- Involve child in planting, growing, and harvesting a vegetable garden.
- Involve child in family and community subsistence activities (gathering plants and berries, fishing, hunting).
- Provide opportunities for child to help set the table at mealtimes.
- Show children how to wash fruits and veggies.
- Serve healthy foods and allows each child to select their portion.
- Treat mealtime as a sociable, happy time.
- Engage child in the preparation, serving, and eating of nutritious foods.
- Talk with child about why certain foods are more nutritious than others (fruit is more nutritious than candy).
- Keep nutritious food at home.
- Provide small family-style dining rather than eating on their own or serving them like a cafeteria setting.
- Model healthy eating habits yourself, and trying small bites of new foods.
- Identify wild edible plants or berries with child.
- Offer tasting of new foods, compare different types of apples.
- Ask the child to help set the table.
- Respect children’s food preferences and offer choices.
Routines and Transitions
Routines help reduce stress for both adults and children. By planning and thinking ahead about the daily transitions such as eating, sleeping, and playtime, adults can feel more organized, and help children change from one activity to the next. When children know what to expect, they feel more safe and secure and tend to be calmer. Routines are as simple as reading a book before nap and bedtimes, or singing a special song while washing hands before eating.

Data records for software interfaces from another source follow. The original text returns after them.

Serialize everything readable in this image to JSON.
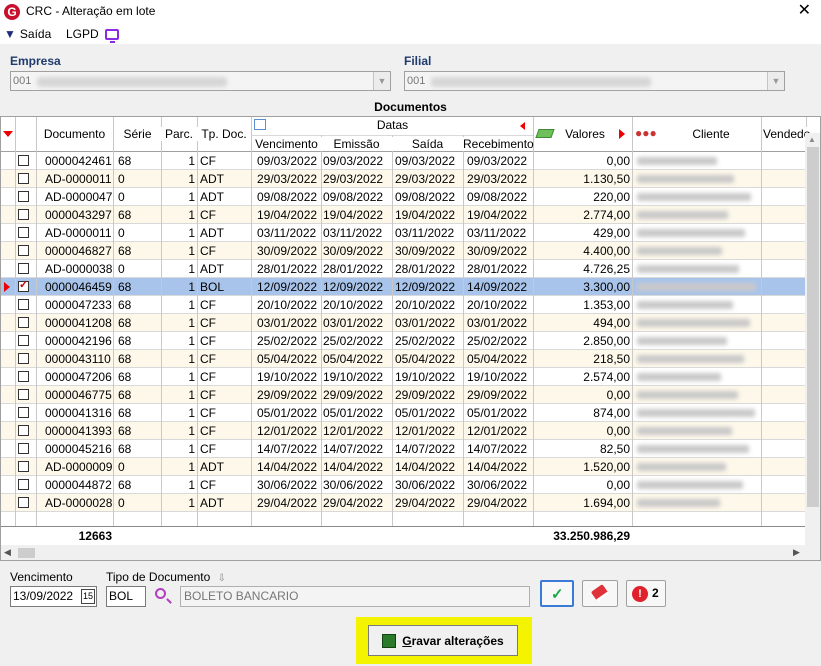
{
  "window": {
    "title": "CRC - Alteração em lote",
    "logo": "G",
    "close": "✕"
  },
  "menu": {
    "exit_label": "Saída",
    "lgpd_label": "LGPD"
  },
  "filters": {
    "empresa_label": "Empresa",
    "empresa_code": "001",
    "filial_label": "Filial",
    "filial_code": "001"
  },
  "grid": {
    "section_title": "Documentos",
    "columns": {
      "documento": "Documento",
      "serie": "Série",
      "parc": "Parc.",
      "tpdoc": "Tp. Doc.",
      "datas": "Datas",
      "vencimento": "Vencimento",
      "emissao": "Emissão",
      "saida": "Saída",
      "recebimento": "Recebimento",
      "valores": "Valores",
      "cliente": "Cliente",
      "vendedor": "Vendedo"
    },
    "rows": [
      {
        "doc": "0000042461",
        "serie": "68",
        "parc": "1",
        "tp": "CF",
        "venc": "09/03/2022",
        "emis": "09/03/2022",
        "saida": "09/03/2022",
        "receb": "09/03/2022",
        "valor": "0,00",
        "checked": false,
        "selected": false
      },
      {
        "doc": "AD-0000011",
        "serie": "0",
        "parc": "1",
        "tp": "ADT",
        "venc": "29/03/2022",
        "emis": "29/03/2022",
        "saida": "29/03/2022",
        "receb": "29/03/2022",
        "valor": "1.130,50",
        "checked": false,
        "selected": false
      },
      {
        "doc": "AD-0000047",
        "serie": "0",
        "parc": "1",
        "tp": "ADT",
        "venc": "09/08/2022",
        "emis": "09/08/2022",
        "saida": "09/08/2022",
        "receb": "09/08/2022",
        "valor": "220,00",
        "checked": false,
        "selected": false
      },
      {
        "doc": "0000043297",
        "serie": "68",
        "parc": "1",
        "tp": "CF",
        "venc": "19/04/2022",
        "emis": "19/04/2022",
        "saida": "19/04/2022",
        "receb": "19/04/2022",
        "valor": "2.774,00",
        "checked": false,
        "selected": false
      },
      {
        "doc": "AD-0000011",
        "serie": "0",
        "parc": "1",
        "tp": "ADT",
        "venc": "03/11/2022",
        "emis": "03/11/2022",
        "saida": "03/11/2022",
        "receb": "03/11/2022",
        "valor": "429,00",
        "checked": false,
        "selected": false
      },
      {
        "doc": "0000046827",
        "serie": "68",
        "parc": "1",
        "tp": "CF",
        "venc": "30/09/2022",
        "emis": "30/09/2022",
        "saida": "30/09/2022",
        "receb": "30/09/2022",
        "valor": "4.400,00",
        "checked": false,
        "selected": false
      },
      {
        "doc": "AD-0000038",
        "serie": "0",
        "parc": "1",
        "tp": "ADT",
        "venc": "28/01/2022",
        "emis": "28/01/2022",
        "saida": "28/01/2022",
        "receb": "28/01/2022",
        "valor": "4.726,25",
        "checked": false,
        "selected": false
      },
      {
        "doc": "0000046459",
        "serie": "68",
        "parc": "1",
        "tp": "BOL",
        "venc": "12/09/2022",
        "emis": "12/09/2022",
        "saida": "12/09/2022",
        "receb": "14/09/2022",
        "valor": "3.300,00",
        "checked": true,
        "selected": true
      },
      {
        "doc": "0000047233",
        "serie": "68",
        "parc": "1",
        "tp": "CF",
        "venc": "20/10/2022",
        "emis": "20/10/2022",
        "saida": "20/10/2022",
        "receb": "20/10/2022",
        "valor": "1.353,00",
        "checked": false,
        "selected": false
      },
      {
        "doc": "0000041208",
        "serie": "68",
        "parc": "1",
        "tp": "CF",
        "venc": "03/01/2022",
        "emis": "03/01/2022",
        "saida": "03/01/2022",
        "receb": "03/01/2022",
        "valor": "494,00",
        "checked": false,
        "selected": false
      },
      {
        "doc": "0000042196",
        "serie": "68",
        "parc": "1",
        "tp": "CF",
        "venc": "25/02/2022",
        "emis": "25/02/2022",
        "saida": "25/02/2022",
        "receb": "25/02/2022",
        "valor": "2.850,00",
        "checked": false,
        "selected": false
      },
      {
        "doc": "0000043110",
        "serie": "68",
        "parc": "1",
        "tp": "CF",
        "venc": "05/04/2022",
        "emis": "05/04/2022",
        "saida": "05/04/2022",
        "receb": "05/04/2022",
        "valor": "218,50",
        "checked": false,
        "selected": false
      },
      {
        "doc": "0000047206",
        "serie": "68",
        "parc": "1",
        "tp": "CF",
        "venc": "19/10/2022",
        "emis": "19/10/2022",
        "saida": "19/10/2022",
        "receb": "19/10/2022",
        "valor": "2.574,00",
        "checked": false,
        "selected": false
      },
      {
        "doc": "0000046775",
        "serie": "68",
        "parc": "1",
        "tp": "CF",
        "venc": "29/09/2022",
        "emis": "29/09/2022",
        "saida": "29/09/2022",
        "receb": "29/09/2022",
        "valor": "0,00",
        "checked": false,
        "selected": false
      },
      {
        "doc": "0000041316",
        "serie": "68",
        "parc": "1",
        "tp": "CF",
        "venc": "05/01/2022",
        "emis": "05/01/2022",
        "saida": "05/01/2022",
        "receb": "05/01/2022",
        "valor": "874,00",
        "checked": false,
        "selected": false
      },
      {
        "doc": "0000041393",
        "serie": "68",
        "parc": "1",
        "tp": "CF",
        "venc": "12/01/2022",
        "emis": "12/01/2022",
        "saida": "12/01/2022",
        "receb": "12/01/2022",
        "valor": "0,00",
        "checked": false,
        "selected": false
      },
      {
        "doc": "0000045216",
        "serie": "68",
        "parc": "1",
        "tp": "CF",
        "venc": "14/07/2022",
        "emis": "14/07/2022",
        "saida": "14/07/2022",
        "receb": "14/07/2022",
        "valor": "82,50",
        "checked": false,
        "selected": false
      },
      {
        "doc": "AD-0000009",
        "serie": "0",
        "parc": "1",
        "tp": "ADT",
        "venc": "14/04/2022",
        "emis": "14/04/2022",
        "saida": "14/04/2022",
        "receb": "14/04/2022",
        "valor": "1.520,00",
        "checked": false,
        "selected": false
      },
      {
        "doc": "0000044872",
        "serie": "68",
        "parc": "1",
        "tp": "CF",
        "venc": "30/06/2022",
        "emis": "30/06/2022",
        "saida": "30/06/2022",
        "receb": "30/06/2022",
        "valor": "0,00",
        "checked": false,
        "selected": false
      },
      {
        "doc": "AD-0000028",
        "serie": "0",
        "parc": "1",
        "tp": "ADT",
        "venc": "29/04/2022",
        "emis": "29/04/2022",
        "saida": "29/04/2022",
        "receb": "29/04/2022",
        "valor": "1.694,00",
        "checked": false,
        "selected": false
      }
    ],
    "footer_count": "12663",
    "footer_total": "33.250.986,29"
  },
  "bottom": {
    "vencimento_label": "Vencimento",
    "vencimento_value": "13/09/2022",
    "calendar_glyph": "15",
    "tipo_label": "Tipo de Documento",
    "tipo_value": "BOL",
    "tipo_desc": "BOLETO BANCARIO",
    "alert_count": "2",
    "save_label": "Gravar alterações"
  },
  "colors": {
    "selected_row": "#a9c4ea",
    "alt_row": "#fdf8ea",
    "save_highlight": "#f4f400"
  }
}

As preschoolers start learning about time, setting a timer, and giving a five minute countdown before the next activity can help.
Goal 8: Children are kept safe and learn safety rules
- Tell peers and adults when they see dangerous behaviors (throwing rocks on the playground).
- Use and ask to use helmets when riding on movable toys.
- Carry scissors and pencils with points down to avoid accidents.
- Begin to look both ways before crossing street or road, and know to cross with adult assistance.
- Recognize danger and poison symbols and avoid those objects or areas.
- Know to not touch or take medicine without adult assistance, but knows that medicine can improve health when used properly.
- Understand the difference between “safe touch” and “unsafe touch”.
- Follow emergency drill instruction (fire, earthquake, tsunami).
- Begin to try to help getting buckled into car seat.
- Know not to accept rides, food, or money from strangers.
- Know to not talk with strangers unless trusted adult is present and gives permission.
- Understand that some practices may be personally dangerous (smoking, drinking alcohol, playing with matches, contact with germs and blood).
- Identify local hazards (thin ice, wildlife, dogs, moving water, guns).
- Identify adults who can assist in dangerous situations (parent, teacher, police officer).
- Consistently follow safety rules.
- Understand why emergency drills are important.
- Explain how to get help in emergency situations (calling 911, finding a police officer or responsible adult, local emergency response).
- Demonstrate safety rules as engages in dramatic play (“Tell your doll to keep his/her fingers away from the hot stove.”).
- Invite firefighters and police officers to talk to child about fire and safety precautions.
- Read stories to children in which children face harmful situations and discusses how they deal with them (research books for teaching children safety).
- Discuss safety rules with child (holding hands in crowds, around small aircraft, wearing a personal flotation device, wearing a bike helmet).
- Practice appropriate emergency drills (fire, earthquake, and tsunami).
- Model using basic safety equipment yourself.
- Participate with child in community health and safety programs (local and tribal clinics, dentist, doctor, veterinarian, firefighter,
- Discuss safety practice with child (crossing streets, medicine is not candy, guns are for adults, avoiding strange dogs and wild
- Learn about current approaches to personal safety (checks resources from Department of Education or Center for Disease Control).
- Take neighborhood walks with child, look for and discuss potentially dangerous situations.